Sunday, August 21, 2005

N'owt Queer as God

A couple of weeks ago, while relaxing in the Ngawha Springs with some friends I was introduced to the idea of a Queer God, and was intrigued- if a little flumuxed at what I heard as the idea of assigning God a sexual identity. So last week, when a friend at Waikato University mentioned that there was to be a lecture that very evening on "The Return of the Queer God" I decided to attend. (What follows is my take on the lecture, which may not be what the speaker intended.)

Marcella Olthaus-Reid
is a "second generation liberation theologian" from Argentina, by way of Edinburgh University where she is a Reader in Christian Ethics and Theology. I was hoping for more information about what might make God queer, but mostly she talked about the queering of Christian theology. Which was very interesting and, it turns out, not that much to do with sexual identity... except as a category of marginalisation from which God/the church is dis-located from the perspectives of white, educated, middle to upper class, European, heterosexist (if not practicing heterosexual) men. It seems like a good idea, or at least a useful exercise, that I could sort of relate to the Reconstructionist and Renewal movements of Judaism to which I am attracted.

What I could glean about the nature of God as encountered through a queer journey of "invention and discovery" was that S/He is undomesticated, unstable, unpredictable, novel, unthinkable and surprising... Not only the human enquirer is liberated (from the burden of conforming with 'normality') through this perspective, but also God Her-/His-self, whose Will is freed from its employment as an excuse for continued unfairness and tragedy in the world. The Queer God is the permanent "stranger at the gates", incarnating at the margins of society amongst, and as, the poor, the female, the colonised, the indigenous, the people of colour and those whose gender doesn't necessarily align with their genitals and/or dominant models of sexual practice.

Fundamental to this way of thinking about God is an understanding that sexuality is an ideology; the basic ideology of monotheistic societies is heterosexuality; traditional theology is gendered as masculine; the Bible is a literary (not literal) mediated experience and Christian religion is saturated with sexuality.

Dr Olthaus-Reid began by pointing out that although Christian theology is full of talk about love, it struggles to accept all the many and varied forms that love can take. To me, any loving relationship is a celebration of the nature of [please insert your preferred higher power concept] and [preferred higher power concept] is too expansive to want, or accept, any limits on who loves who. If that makes my God queer, then maybe S/He is. And if that makes me queer, then maybe I am too.

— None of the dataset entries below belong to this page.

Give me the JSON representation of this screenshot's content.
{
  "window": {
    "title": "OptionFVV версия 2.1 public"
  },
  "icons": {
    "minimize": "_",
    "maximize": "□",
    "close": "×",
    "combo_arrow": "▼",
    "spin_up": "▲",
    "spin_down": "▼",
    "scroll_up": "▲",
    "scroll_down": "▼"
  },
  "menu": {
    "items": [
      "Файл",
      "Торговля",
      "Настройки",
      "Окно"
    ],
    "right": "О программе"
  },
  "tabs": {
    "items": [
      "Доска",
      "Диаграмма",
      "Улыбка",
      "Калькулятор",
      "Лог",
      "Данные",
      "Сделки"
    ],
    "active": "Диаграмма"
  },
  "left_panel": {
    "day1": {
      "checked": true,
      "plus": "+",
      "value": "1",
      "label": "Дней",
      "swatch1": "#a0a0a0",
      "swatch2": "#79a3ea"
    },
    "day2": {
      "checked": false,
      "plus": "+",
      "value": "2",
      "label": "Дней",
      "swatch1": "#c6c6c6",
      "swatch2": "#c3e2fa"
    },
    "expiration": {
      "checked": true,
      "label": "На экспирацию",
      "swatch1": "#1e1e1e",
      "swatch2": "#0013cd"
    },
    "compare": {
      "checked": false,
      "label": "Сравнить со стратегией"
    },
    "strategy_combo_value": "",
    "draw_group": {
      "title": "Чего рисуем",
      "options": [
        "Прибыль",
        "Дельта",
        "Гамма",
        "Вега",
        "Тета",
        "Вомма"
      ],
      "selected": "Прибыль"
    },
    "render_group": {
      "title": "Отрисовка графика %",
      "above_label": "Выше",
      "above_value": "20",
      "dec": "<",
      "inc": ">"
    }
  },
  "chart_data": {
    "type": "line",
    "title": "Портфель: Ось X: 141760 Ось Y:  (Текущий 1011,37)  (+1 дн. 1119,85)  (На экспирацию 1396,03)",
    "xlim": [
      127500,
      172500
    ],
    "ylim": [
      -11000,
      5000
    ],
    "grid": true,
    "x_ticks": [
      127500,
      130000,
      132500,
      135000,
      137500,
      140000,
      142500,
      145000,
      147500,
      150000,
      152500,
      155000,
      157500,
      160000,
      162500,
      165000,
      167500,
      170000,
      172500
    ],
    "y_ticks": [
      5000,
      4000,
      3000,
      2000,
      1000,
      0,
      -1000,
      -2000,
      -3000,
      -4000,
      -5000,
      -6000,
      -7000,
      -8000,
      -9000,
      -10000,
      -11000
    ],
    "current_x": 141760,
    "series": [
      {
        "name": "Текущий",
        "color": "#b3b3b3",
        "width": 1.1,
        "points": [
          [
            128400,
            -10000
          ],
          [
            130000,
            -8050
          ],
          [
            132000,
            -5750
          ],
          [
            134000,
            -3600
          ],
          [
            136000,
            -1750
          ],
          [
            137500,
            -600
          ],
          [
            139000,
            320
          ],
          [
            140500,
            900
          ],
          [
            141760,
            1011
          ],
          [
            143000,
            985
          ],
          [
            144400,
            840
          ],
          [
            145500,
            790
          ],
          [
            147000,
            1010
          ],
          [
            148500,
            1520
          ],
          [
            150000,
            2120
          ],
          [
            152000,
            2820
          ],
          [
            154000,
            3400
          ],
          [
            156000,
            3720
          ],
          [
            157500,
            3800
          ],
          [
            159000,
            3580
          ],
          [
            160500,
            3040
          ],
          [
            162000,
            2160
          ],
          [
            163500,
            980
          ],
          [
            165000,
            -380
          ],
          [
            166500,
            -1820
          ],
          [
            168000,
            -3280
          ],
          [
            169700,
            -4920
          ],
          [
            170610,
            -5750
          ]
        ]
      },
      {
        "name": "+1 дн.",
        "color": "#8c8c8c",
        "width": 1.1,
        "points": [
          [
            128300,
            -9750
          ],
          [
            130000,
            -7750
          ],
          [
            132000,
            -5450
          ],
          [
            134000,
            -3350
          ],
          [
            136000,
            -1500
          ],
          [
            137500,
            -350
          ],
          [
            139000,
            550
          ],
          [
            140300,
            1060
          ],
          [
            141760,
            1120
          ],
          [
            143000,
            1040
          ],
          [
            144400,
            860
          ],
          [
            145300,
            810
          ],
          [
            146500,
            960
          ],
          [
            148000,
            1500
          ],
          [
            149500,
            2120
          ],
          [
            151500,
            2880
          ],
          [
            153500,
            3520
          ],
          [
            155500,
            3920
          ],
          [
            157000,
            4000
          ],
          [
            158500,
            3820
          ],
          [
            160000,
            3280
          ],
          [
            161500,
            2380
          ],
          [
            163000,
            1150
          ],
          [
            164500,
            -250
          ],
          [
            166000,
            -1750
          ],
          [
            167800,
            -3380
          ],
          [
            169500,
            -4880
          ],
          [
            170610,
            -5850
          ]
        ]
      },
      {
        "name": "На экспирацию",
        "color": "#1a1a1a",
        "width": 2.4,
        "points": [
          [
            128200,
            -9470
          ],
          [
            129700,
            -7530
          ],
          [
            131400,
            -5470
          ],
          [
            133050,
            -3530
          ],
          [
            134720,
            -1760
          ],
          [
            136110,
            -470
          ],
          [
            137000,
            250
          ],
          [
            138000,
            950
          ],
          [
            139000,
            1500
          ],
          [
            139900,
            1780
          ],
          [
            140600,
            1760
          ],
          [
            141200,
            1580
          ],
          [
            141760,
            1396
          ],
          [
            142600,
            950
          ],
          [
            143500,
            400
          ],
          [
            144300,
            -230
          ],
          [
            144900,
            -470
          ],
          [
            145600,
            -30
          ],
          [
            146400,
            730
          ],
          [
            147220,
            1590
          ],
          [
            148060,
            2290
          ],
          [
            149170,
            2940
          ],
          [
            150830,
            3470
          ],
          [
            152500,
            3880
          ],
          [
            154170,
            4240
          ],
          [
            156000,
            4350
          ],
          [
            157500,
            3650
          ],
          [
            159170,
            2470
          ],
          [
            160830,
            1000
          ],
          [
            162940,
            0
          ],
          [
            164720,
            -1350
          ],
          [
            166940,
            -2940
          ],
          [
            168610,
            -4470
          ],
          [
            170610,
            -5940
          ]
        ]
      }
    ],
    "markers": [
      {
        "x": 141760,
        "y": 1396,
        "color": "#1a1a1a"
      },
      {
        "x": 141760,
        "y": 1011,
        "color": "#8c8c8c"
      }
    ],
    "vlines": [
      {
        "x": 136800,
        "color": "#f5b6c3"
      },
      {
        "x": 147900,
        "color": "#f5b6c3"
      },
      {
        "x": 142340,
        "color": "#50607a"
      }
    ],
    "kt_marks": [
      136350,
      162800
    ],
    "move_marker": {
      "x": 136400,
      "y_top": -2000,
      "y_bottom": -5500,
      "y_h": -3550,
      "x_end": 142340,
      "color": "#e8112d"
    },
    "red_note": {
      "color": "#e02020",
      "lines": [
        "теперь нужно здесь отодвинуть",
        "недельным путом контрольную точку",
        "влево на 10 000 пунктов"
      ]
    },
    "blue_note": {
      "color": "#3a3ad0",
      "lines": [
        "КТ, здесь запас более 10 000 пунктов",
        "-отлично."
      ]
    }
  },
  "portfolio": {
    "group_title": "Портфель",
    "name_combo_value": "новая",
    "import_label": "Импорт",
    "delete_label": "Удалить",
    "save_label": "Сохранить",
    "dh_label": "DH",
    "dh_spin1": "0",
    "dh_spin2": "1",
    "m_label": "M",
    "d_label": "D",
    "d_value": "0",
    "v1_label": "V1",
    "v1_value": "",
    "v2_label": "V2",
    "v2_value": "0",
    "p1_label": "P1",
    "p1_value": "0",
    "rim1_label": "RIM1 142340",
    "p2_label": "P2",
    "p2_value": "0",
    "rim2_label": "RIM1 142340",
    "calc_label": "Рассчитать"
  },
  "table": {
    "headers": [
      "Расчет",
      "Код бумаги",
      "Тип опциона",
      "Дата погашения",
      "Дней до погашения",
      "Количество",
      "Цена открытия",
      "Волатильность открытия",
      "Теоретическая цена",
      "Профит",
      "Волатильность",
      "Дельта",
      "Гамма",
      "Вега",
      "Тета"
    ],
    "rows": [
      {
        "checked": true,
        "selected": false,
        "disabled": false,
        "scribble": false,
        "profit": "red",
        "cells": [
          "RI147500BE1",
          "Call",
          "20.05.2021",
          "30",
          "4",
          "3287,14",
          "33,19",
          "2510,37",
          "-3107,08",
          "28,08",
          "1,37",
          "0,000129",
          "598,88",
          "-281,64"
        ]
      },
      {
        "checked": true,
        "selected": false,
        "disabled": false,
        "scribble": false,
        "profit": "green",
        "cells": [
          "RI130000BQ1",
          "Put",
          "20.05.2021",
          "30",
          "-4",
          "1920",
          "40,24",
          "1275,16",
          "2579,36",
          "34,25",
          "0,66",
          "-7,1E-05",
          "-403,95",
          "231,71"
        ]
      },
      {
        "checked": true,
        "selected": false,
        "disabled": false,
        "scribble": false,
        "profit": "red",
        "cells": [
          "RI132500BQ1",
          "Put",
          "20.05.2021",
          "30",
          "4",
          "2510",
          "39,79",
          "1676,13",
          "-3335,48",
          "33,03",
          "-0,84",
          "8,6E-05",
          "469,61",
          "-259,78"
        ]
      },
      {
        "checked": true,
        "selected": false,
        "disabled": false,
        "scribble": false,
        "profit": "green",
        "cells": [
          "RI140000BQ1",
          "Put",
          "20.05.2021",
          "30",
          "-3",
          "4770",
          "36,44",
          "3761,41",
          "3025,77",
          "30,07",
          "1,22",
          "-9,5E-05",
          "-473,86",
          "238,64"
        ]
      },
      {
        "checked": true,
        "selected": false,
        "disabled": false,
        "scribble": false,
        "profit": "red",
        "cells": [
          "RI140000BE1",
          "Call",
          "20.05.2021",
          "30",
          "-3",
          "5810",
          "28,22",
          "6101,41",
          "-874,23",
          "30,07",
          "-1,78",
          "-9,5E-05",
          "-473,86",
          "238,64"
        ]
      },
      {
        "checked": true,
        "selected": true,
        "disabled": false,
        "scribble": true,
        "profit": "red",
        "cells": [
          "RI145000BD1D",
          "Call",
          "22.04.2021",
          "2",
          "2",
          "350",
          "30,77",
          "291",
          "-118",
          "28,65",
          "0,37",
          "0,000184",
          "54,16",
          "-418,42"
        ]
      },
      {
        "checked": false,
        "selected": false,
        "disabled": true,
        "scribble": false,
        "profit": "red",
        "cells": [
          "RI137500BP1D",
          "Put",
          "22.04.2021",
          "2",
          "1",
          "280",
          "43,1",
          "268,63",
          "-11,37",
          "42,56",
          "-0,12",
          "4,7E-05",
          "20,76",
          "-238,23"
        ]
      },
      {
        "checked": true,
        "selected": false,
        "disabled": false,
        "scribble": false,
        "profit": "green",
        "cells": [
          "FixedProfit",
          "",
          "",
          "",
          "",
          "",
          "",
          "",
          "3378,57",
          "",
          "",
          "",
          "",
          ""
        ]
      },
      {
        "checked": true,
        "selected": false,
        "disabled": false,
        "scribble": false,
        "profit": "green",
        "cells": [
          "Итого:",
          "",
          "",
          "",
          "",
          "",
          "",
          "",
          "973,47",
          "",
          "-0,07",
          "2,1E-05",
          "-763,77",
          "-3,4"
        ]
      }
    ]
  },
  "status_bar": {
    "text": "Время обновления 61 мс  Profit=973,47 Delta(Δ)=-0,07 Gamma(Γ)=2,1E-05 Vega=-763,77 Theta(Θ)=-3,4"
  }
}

2 comments:

Jane in Dunedin said...

And me, too.

jf ptak said...

Queer or not, the god(s) still have things (as they say) stunk up but good. Assuming that I'm just addressing Judeo-Christian forms of religious practices, I don't see what difference it could possibly make to non-celestial forms if the creator of the universe (if there be one)had a sexual identity. Terrestrial lifeforms still depend on consuming other living things to replace their spent energy sources--this is a system that, if it was planned, would be so weird and diabolical as to defy comprehension, at least for my brain. Kill or die is what we've got in our part of the universe. The whole question of deity-ical gender becomes moot so far as I can tell.